From the first line to the last, reproduce the records exactly.

+++++

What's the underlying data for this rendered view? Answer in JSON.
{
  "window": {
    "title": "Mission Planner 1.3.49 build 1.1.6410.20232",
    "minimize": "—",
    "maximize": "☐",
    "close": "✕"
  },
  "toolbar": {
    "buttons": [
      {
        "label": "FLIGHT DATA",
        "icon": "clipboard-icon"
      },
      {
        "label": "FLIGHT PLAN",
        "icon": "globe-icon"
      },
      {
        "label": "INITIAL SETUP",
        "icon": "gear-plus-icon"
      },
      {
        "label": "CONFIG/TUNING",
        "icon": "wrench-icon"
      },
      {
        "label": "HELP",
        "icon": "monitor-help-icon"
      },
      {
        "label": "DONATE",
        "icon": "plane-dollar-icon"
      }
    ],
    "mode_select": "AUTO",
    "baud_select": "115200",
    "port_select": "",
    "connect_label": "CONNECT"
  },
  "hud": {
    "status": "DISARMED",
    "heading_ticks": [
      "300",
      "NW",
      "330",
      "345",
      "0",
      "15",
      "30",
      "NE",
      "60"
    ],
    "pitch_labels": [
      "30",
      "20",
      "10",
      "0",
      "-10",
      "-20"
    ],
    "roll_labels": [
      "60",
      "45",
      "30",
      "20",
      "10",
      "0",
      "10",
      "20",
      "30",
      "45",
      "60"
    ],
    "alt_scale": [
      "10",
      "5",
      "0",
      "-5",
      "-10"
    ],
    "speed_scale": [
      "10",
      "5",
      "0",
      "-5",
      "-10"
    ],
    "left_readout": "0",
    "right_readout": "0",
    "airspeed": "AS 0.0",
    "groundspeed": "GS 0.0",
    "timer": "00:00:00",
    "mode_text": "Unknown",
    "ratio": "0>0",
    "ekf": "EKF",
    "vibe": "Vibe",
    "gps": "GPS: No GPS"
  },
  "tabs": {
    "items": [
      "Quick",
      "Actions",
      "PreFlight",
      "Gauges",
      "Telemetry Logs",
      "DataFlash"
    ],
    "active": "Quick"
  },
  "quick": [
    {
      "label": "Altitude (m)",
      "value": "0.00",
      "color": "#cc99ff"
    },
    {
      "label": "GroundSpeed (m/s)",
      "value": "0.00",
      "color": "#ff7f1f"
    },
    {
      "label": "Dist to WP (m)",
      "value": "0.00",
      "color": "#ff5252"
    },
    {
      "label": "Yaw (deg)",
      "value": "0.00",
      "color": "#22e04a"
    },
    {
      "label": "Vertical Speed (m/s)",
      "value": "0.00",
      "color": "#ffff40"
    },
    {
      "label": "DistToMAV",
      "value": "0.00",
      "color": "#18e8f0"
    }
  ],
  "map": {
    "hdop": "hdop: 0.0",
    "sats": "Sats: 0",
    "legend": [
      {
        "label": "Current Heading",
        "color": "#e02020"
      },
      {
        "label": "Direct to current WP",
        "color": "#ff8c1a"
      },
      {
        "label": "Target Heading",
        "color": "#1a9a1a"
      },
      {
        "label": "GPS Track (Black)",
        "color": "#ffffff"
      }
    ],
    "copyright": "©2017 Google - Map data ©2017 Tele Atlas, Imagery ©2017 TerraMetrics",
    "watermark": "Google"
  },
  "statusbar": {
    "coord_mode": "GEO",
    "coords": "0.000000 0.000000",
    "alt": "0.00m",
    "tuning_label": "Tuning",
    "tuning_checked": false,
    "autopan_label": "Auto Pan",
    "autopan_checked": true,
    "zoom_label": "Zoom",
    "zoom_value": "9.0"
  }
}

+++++

**WRITTEN RESPONSE:**
What's the underlying data for this rendered view? Answer in JSON.
{
  "window": {
    "title": "Mission Planner 1.3.49 build 1.1.6410.20232",
    "minimize": "—",
    "maximize": "☐",
    "close": "✕"
  },
  "toolbar": {
    "buttons": [
      {
        "label": "FLIGHT DATA",
        "icon": "clipboard-icon"
      },
      {
        "label": "FLIGHT PLAN",
        "icon": "globe-icon"
      },
      {
        "label": "INITIAL SETUP",
        "icon": "gear-plus-icon"
      },
      {
        "label": "CONFIG/TUNING",
        "icon": "wrench-icon"
      },
      {
        "label": "HELP",
        "icon": "monitor-help-icon"
      },
      {
        "label": "DONATE",
        "icon": "plane-dollar-icon"
      }
    ],
    "mode_select": "AUTO",
    "baud_select": "115200",
    "port_select": "",
    "connect_label": "CONNECT"
  },
  "hud": {
    "status": "DISARMED",
    "heading_ticks": [
      "300",
      "NW",
      "330",
      "345",
      "0",
      "15",
      "30",
      "NE",
      "60"
    ],
    "pitch_labels": [
      "30",
      "20",
      "10",
      "0",
      "-10",
      "-20"
    ],
    "roll_labels": [
      "60",
      "45",
      "30",
      "20",
      "10",
      "0",
      "10",
      "20",
      "30",
      "45",
      "60"
    ],
    "alt_scale": [
      "10",
      "5",
      "0",
      "-5",
      "-10"
    ],
    "speed_scale": [
      "10",
      "5",
      "0",
      "-5",
      "-10"
    ],
    "left_readout": "0",
    "right_readout": "0",
    "airspeed": "AS 0.0",
    "groundspeed": "GS 0.0",
    "timer": "00:00:00",
    "mode_text": "Unknown",
    "ratio": "0>0",
    "ekf": "EKF",
    "vibe": "Vibe",
    "gps": "GPS: No GPS"
  },
  "tabs": {
    "items": [
      "Quick",
      "Actions",
      "PreFlight",
      "Gauges",
      "Telemetry Logs",
      "DataFlash"
    ],
    "active": "Quick"
  },
  "quick": [
    {
      "label": "Altitude (m)",
      "value": "0.00",
      "color": "#cc99ff"
    },
    {
      "label": "GroundSpeed (m/s)",
      "value": "0.00",
      "color": "#ff7f1f"
    },
    {
      "label": "Dist to WP (m)",
      "value": "0.00",
      "color": "#ff5252"
    },
    {
      "label": "Yaw (deg)",
      "value": "0.00",
      "color": "#22e04a"
    },
    {
      "label": "Vertical Speed (m/s)",
      "value": "0.00",
      "color": "#ffff40"
    },
    {
      "label": "DistToMAV",
      "value": "0.00",
      "color": "#18e8f0"
    }
  ],
  "map": {
    "hdop": "hdop: 0.0",
    "sats": "Sats: 0",
    "legend": [
      {
        "label": "Current Heading",
        "color": "#e02020"
      },
      {
        "label": "Direct to current WP",
        "color": "#ff8c1a"
      },
      {
        "label": "Target Heading",
        "color": "#1a9a1a"
      },
      {
        "label": "GPS Track (Black)",
        "color": "#ffffff"
      }
    ],
    "copyright": "©2017 Google - Map data ©2017 Tele Atlas, Imagery ©2017 TerraMetrics",
    "watermark": "Google"
  },
  "statusbar": {
    "coord_mode": "GEO",
    "coords": "0.000000 0.000000",
    "alt": "0.00m",
    "tuning_label": "Tuning",
    "tuning_checked": false,
    "autopan_label": "Auto Pan",
    "autopan_checked": true,
    "zoom_label": "Zoom",
    "zoom_value": "9.0"
  }
}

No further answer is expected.